Entries from a dataset of interfaces:
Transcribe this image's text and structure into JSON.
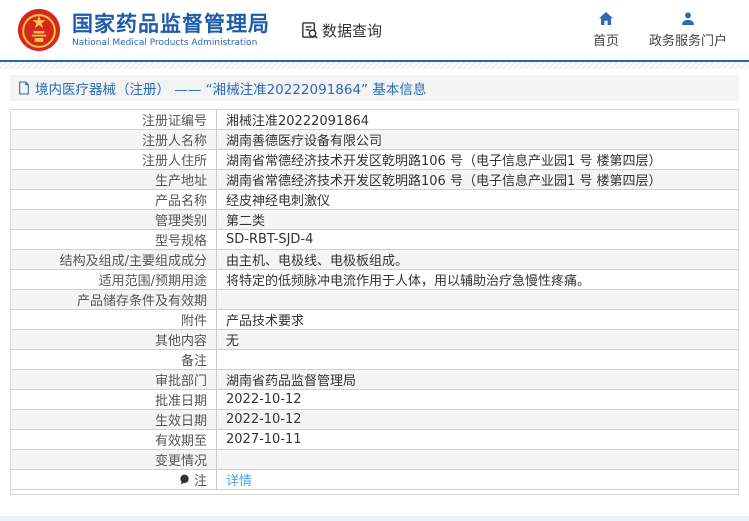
{
  "header": {
    "logo_title": "国家药品监督管理局",
    "logo_subtitle": "National Medical Products Administration",
    "logo_icon": "china-national-emblem",
    "data_query": {
      "label": "数据查询",
      "icon": "document-search-icon"
    },
    "nav": [
      {
        "label": "首页",
        "icon": "home-icon"
      },
      {
        "label": "政务服务门户",
        "icon": "user-icon"
      }
    ]
  },
  "title_bar": {
    "icon": "document-icon",
    "text": "境内医疗器械（注册） —— “湘械注准20222091864” 基本信息"
  },
  "table": {
    "rows": [
      {
        "label": "注册证编号",
        "value": "湘械注准20222091864"
      },
      {
        "label": "注册人名称",
        "value": "湖南善德医疗设备有限公司"
      },
      {
        "label": "注册人住所",
        "value": "湖南省常德经济技术开发区乾明路106 号（电子信息产业园1 号 楼第四层）"
      },
      {
        "label": "生产地址",
        "value": "湖南省常德经济技术开发区乾明路106 号（电子信息产业园1 号 楼第四层）"
      },
      {
        "label": "产品名称",
        "value": "经皮神经电刺激仪"
      },
      {
        "label": "管理类别",
        "value": "第二类"
      },
      {
        "label": "型号规格",
        "value": "SD-RBT-SJD-4"
      },
      {
        "label": "结构及组成/主要组成成分",
        "value": "由主机、电极线、电极板组成。"
      },
      {
        "label": "适用范围/预期用途",
        "value": "将特定的低频脉冲电流作用于人体，用以辅助治疗急慢性疼痛。"
      },
      {
        "label": "产品储存条件及有效期",
        "value": ""
      },
      {
        "label": "附件",
        "value": "产品技术要求"
      },
      {
        "label": "其他内容",
        "value": "无"
      },
      {
        "label": "备注",
        "value": ""
      },
      {
        "label": "审批部门",
        "value": "湖南省药品监督管理局"
      },
      {
        "label": "批准日期",
        "value": "2022-10-12"
      },
      {
        "label": "生效日期",
        "value": "2022-10-12"
      },
      {
        "label": "有效期至",
        "value": "2027-10-11"
      },
      {
        "label": "变更情况",
        "value": ""
      },
      {
        "label": "注",
        "value": "详情",
        "is_link": true,
        "has_icon": true,
        "icon": "note-balloon-icon"
      }
    ]
  },
  "colors": {
    "brand_blue": "#1d5ca9",
    "header_border_blue": "#2a67ad",
    "title_text_blue": "#2a6cb3",
    "link_blue": "#4da3e8",
    "nav_icon_blue": "#2d6cb5",
    "row_alt_gray": "#f5f5f5",
    "emblem_red": "#d7281e",
    "emblem_gold": "#f7c948"
  }
}
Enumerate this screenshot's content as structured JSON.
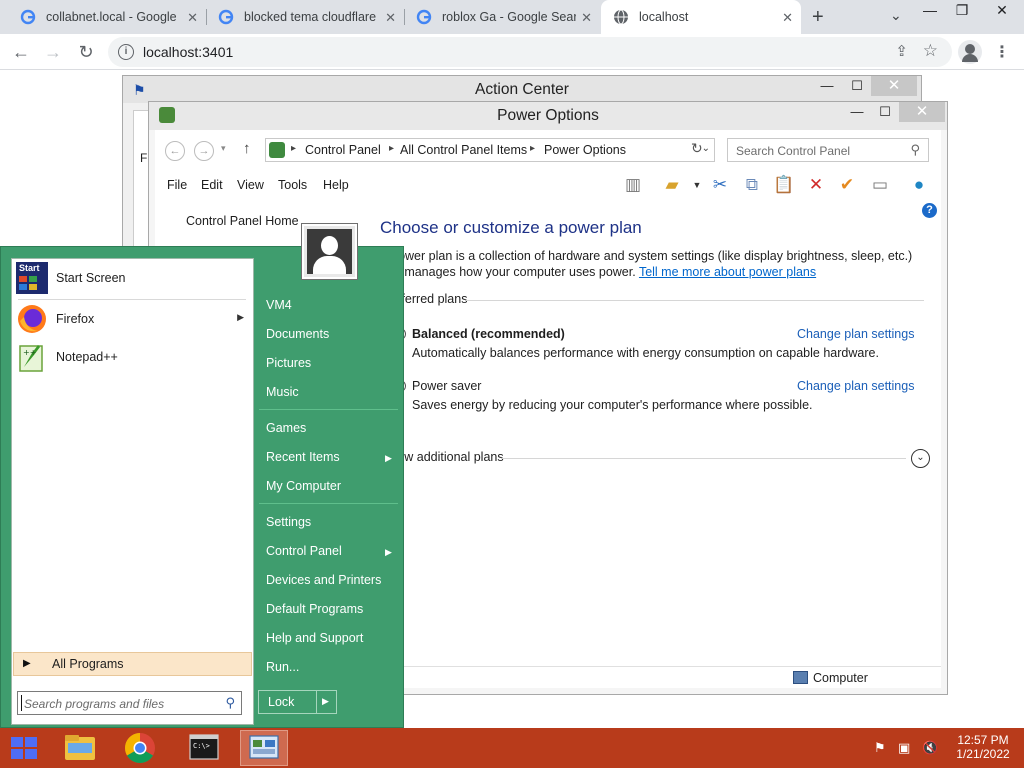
{
  "browser": {
    "tabs": [
      {
        "title": "collabnet.local - Google Search"
      },
      {
        "title": "blocked tema cloudflare - Google Search"
      },
      {
        "title": "roblox Ga - Google Search"
      },
      {
        "title": "localhost"
      }
    ],
    "url": "localhost:3401"
  },
  "action_center": {
    "title": "Action Center",
    "partial_text": "Fi"
  },
  "power_options": {
    "title": "Power Options",
    "breadcrumbs": [
      "Control Panel",
      "All Control Panel Items",
      "Power Options"
    ],
    "search_placeholder": "Search Control Panel",
    "menu": [
      "File",
      "Edit",
      "View",
      "Tools",
      "Help"
    ],
    "sidebar_home": "Control Panel Home",
    "heading": "Choose or customize a power plan",
    "description": "A power plan is a collection of hardware and system settings (like display brightness, sleep, etc.) that manages how your computer uses power.",
    "tell_more_link": "Tell me more about power plans",
    "section_label": "Preferred plans",
    "plans": [
      {
        "name": "Balanced (recommended)",
        "desc": "Automatically balances performance with energy consumption on capable hardware.",
        "link": "Change plan settings",
        "selected": true
      },
      {
        "name": "Power saver",
        "desc": "Saves energy by reducing your computer's performance where possible.",
        "link": "Change plan settings",
        "selected": false
      }
    ],
    "show_additional": "Show additional plans",
    "status_label": "Computer"
  },
  "start_menu": {
    "pinned": [
      {
        "label": "Start Screen",
        "icon": "start-screen-icon",
        "has_arrow": false
      },
      {
        "label": "Firefox",
        "icon": "firefox-icon",
        "has_arrow": true
      },
      {
        "label": "Notepad++",
        "icon": "notepad-plus-plus-icon",
        "has_arrow": false
      }
    ],
    "start_screen_icon_text": "Start",
    "all_programs": "All Programs",
    "search_placeholder": "Search programs and files",
    "right_items": [
      {
        "label": "VM4",
        "has_arrow": false
      },
      {
        "label": "Documents",
        "has_arrow": false
      },
      {
        "label": "Pictures",
        "has_arrow": false
      },
      {
        "label": "Music",
        "has_arrow": false
      },
      {
        "label": "Games",
        "has_arrow": false
      },
      {
        "label": "Recent Items",
        "has_arrow": true
      },
      {
        "label": "My Computer",
        "has_arrow": false
      },
      {
        "label": "Settings",
        "has_arrow": false
      },
      {
        "label": "Control Panel",
        "has_arrow": true
      },
      {
        "label": "Devices and Printers",
        "has_arrow": false
      },
      {
        "label": "Default Programs",
        "has_arrow": false
      },
      {
        "label": "Help and Support",
        "has_arrow": false
      },
      {
        "label": "Run...",
        "has_arrow": false
      }
    ],
    "lock_label": "Lock"
  },
  "taskbar": {
    "apps": [
      {
        "name": "file-explorer-icon"
      },
      {
        "name": "chrome-icon"
      },
      {
        "name": "command-prompt-icon"
      },
      {
        "name": "control-panel-icon"
      }
    ],
    "time": "12:57 PM",
    "date": "1/21/2022"
  },
  "colors": {
    "start_menu_green": "#3f9d6e",
    "taskbar_red": "#b83b1b",
    "link_blue": "#1b5fb8",
    "heading_blue": "#1e3287"
  }
}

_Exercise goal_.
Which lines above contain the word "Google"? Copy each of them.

_Solution_.
        "title": "collabnet.local - Google Search"
        "title": "blocked tema cloudflare - Google Search"
        "title": "roblox Ga - Google Search"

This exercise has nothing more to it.